What the exercise asks:
Each line of the listing below containing the word "Default" should be returned.

- Opening Delimiter -

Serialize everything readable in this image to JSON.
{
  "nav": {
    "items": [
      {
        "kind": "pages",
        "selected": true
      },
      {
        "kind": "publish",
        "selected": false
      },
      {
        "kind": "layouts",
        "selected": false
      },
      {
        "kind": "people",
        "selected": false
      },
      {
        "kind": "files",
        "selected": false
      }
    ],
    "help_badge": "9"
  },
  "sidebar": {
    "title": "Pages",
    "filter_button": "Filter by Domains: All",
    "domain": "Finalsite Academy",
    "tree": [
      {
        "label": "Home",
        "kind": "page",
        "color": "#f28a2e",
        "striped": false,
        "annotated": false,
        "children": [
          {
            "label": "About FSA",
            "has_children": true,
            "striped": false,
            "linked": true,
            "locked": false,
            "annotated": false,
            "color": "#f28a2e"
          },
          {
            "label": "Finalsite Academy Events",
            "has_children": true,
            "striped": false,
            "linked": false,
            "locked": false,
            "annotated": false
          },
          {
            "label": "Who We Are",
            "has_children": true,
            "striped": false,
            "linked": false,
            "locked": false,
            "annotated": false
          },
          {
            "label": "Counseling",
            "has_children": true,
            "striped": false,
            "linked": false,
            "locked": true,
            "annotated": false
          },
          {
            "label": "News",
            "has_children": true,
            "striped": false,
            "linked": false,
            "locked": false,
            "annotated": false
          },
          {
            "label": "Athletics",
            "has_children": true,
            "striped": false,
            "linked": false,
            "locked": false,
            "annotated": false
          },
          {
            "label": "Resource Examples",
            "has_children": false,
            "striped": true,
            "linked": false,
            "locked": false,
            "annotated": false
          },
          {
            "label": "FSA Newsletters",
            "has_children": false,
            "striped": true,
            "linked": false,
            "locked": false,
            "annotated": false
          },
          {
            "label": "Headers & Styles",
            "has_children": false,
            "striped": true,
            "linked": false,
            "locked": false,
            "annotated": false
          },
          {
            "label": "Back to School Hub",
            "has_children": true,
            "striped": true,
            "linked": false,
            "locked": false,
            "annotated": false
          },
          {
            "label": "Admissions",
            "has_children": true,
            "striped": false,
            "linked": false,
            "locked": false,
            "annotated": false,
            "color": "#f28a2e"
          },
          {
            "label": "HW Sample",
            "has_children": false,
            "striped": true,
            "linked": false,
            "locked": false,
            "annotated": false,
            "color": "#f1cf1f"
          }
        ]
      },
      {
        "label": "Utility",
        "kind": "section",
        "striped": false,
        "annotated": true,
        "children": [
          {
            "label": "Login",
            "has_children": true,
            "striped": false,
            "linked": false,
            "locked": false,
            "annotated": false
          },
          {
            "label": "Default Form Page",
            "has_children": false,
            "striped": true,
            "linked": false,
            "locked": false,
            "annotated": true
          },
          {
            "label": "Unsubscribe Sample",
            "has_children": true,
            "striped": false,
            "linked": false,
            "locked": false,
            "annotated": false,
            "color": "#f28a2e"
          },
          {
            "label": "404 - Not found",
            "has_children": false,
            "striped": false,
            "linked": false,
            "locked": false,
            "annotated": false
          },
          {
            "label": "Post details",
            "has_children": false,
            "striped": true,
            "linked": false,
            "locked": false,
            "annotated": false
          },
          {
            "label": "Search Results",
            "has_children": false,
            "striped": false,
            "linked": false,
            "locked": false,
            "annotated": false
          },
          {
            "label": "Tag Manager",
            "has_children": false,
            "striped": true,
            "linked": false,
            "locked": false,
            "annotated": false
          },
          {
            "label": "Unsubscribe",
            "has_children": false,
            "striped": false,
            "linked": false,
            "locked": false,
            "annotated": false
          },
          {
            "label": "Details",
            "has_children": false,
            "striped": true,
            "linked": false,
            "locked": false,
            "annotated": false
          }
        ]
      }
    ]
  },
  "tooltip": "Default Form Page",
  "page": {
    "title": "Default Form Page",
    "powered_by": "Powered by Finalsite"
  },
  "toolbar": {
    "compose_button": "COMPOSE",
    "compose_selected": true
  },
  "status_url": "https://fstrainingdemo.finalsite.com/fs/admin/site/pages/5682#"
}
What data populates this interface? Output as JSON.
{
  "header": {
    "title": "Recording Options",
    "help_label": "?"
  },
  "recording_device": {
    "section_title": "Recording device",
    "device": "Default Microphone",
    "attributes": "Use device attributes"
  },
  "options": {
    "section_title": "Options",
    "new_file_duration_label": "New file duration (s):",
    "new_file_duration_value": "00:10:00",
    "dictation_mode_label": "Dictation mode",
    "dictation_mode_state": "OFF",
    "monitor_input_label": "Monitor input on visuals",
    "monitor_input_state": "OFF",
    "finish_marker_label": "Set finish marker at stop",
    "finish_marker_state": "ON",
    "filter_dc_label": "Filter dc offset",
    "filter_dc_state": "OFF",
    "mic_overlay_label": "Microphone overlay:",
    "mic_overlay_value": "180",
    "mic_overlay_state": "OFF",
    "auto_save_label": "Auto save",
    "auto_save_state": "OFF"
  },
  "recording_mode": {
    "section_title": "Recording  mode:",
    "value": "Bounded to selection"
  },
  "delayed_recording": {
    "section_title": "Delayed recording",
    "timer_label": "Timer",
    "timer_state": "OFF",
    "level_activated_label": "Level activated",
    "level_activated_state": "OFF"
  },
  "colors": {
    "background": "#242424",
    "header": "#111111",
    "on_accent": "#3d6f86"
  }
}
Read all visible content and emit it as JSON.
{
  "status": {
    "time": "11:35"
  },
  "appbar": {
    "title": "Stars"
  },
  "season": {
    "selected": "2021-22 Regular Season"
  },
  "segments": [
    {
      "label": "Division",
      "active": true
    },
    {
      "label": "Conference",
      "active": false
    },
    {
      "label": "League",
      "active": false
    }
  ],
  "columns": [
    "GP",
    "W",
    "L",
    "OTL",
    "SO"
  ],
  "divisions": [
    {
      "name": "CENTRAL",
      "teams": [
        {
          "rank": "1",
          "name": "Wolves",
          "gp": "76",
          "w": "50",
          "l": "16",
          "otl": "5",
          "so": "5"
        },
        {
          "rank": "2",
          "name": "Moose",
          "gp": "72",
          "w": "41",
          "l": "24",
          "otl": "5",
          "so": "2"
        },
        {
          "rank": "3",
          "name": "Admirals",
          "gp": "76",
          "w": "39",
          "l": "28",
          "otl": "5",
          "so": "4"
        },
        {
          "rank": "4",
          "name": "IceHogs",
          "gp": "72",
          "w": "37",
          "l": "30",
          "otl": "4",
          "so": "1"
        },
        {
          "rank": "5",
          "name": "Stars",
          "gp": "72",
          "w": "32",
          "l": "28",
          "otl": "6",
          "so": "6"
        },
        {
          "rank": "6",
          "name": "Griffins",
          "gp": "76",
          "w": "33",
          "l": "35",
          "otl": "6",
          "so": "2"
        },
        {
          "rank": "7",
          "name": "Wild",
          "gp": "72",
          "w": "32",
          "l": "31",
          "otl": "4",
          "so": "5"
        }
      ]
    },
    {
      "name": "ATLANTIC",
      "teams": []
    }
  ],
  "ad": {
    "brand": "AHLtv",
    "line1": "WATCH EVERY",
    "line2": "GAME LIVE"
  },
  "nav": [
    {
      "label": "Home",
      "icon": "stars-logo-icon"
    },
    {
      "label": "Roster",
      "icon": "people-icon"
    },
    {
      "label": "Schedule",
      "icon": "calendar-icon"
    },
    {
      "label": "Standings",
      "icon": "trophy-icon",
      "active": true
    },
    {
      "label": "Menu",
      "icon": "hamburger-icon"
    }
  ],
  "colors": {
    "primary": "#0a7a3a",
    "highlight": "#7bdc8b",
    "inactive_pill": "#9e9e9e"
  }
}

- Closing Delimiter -

Answer box:
            "label": "Default Form Page",
  "tooltip": "Default Form Page",
    "title": "Default Form Page",
    "device": "Default Microphone",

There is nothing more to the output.